It would be a few years until the movie depicting women behaving badly in wedding films arrived to screens—when it did though, it swung the movie theater doors wide open with a resounding roar. With 2011’s Bridesmaids, women everywhere hollered, “It’s about fucking time.” The movie not only accurately and hilariously depicted the messiness that surrounds the best of friendships, and jealousies that come up when we feel like we are losing our platonic soul mate to a partner or a new friend, but also made movie stars of lead Kristen Wiig, and put Melissa McCarthy and Rebel Wilson in the spotlight, thanks to the fact that they stole every scene they were in. The Paul Feig-directed comedy became a hit with audiences and critics of both sexes and, more importantly, proved to be financially lucrative, which is not that surprising if you, like, have half a brain and know the gender statistics of our population.

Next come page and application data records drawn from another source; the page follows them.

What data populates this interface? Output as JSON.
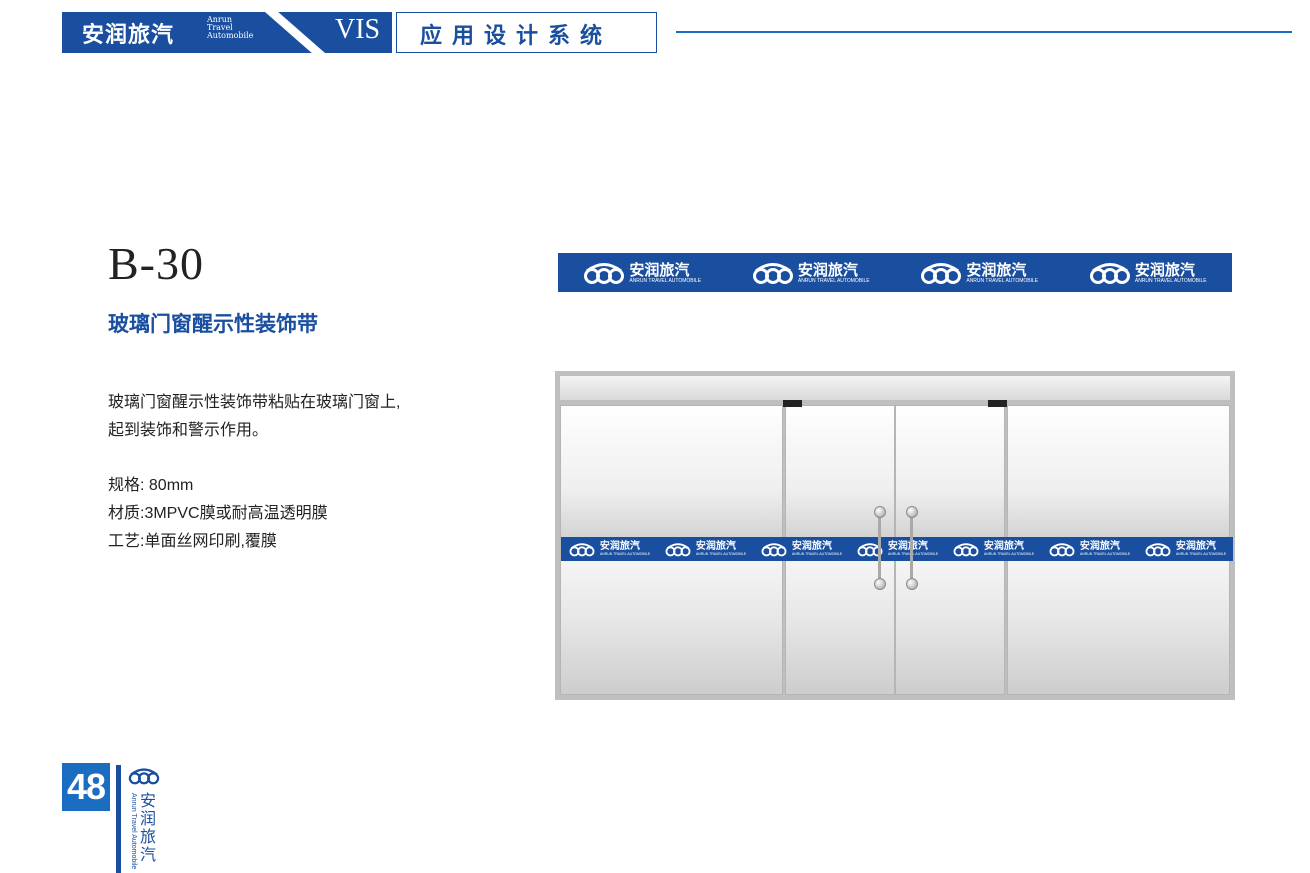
{
  "header": {
    "brand_cn": "安润旅汽",
    "brand_en_1": "Anrun",
    "brand_en_2": "Travel",
    "brand_en_3": "Automobile",
    "vis": "VIS",
    "section": "应用设计系统"
  },
  "item": {
    "code": "B-30",
    "title": "玻璃门窗醒示性装饰带",
    "description_line1": "玻璃门窗醒示性装饰带粘贴在玻璃门窗上,",
    "description_line2": "起到装饰和警示作用。",
    "spec_size": "规格: 80mm",
    "spec_material": "材质:3MPVC膜或耐高温透明膜",
    "spec_process": "工艺:单面丝网印刷,覆膜"
  },
  "band_logo": {
    "cn": "安润旅汽",
    "en": "ANRUN TRAVEL AUTOMOBILE"
  },
  "footer": {
    "page_number": "48",
    "brand_cn": "安润旅汽",
    "brand_en": "Anrun Travel Automobile"
  },
  "colors": {
    "brand_blue": "#1a4fa0",
    "accent_blue": "#1a6dc0"
  }
}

Borrowing from the same formula, 2012’s Bachelorette introduced us to a dark clique of girlfriends made up of miserably delightful Dunst, Lizzy Caplan, and Isla Fisher, who come together to "celebrate" (read: continuously mock and seemingly despise) their high school friend, played by an oblivious Wilson. Under the influence of booze and cocaine, they destroy her wedding dress and end up on a dark mission to fix it. While the movie was underwhelming in laughs, somewhat lacking in a rounded-out plot, and a little too strongly focused on the mean girl behavior Wilson has to endure, it was refreshing to see women behave badly and put their male counterparts to shame when it came to knowing how to play hard.
If you think about how our society evolved, it’s not surprising to see that over the last three decades the wedding movie narrative shifted focus from traditional patriarchal family narratives to finally explore the people whose "big" day it's supposed to be—particularly the women. The latest in this tradition is this weekend’s Rough Night, which, though boasting a stellar cast made up of Scarlett Johansson, Jillian Bell, Zoë Kravitz, Ilana Glazer, and Kate McKinnon, didn’t bring as many loud-out-loud moments as I'd hoped. But at least it shows that women still want to see more realistic portrayals of themselves when it comes time to say "I do." And if you don’t give women what they want, they will move on to someone else. Just ask Justin Long’s character in Literally, Right Before Aaron.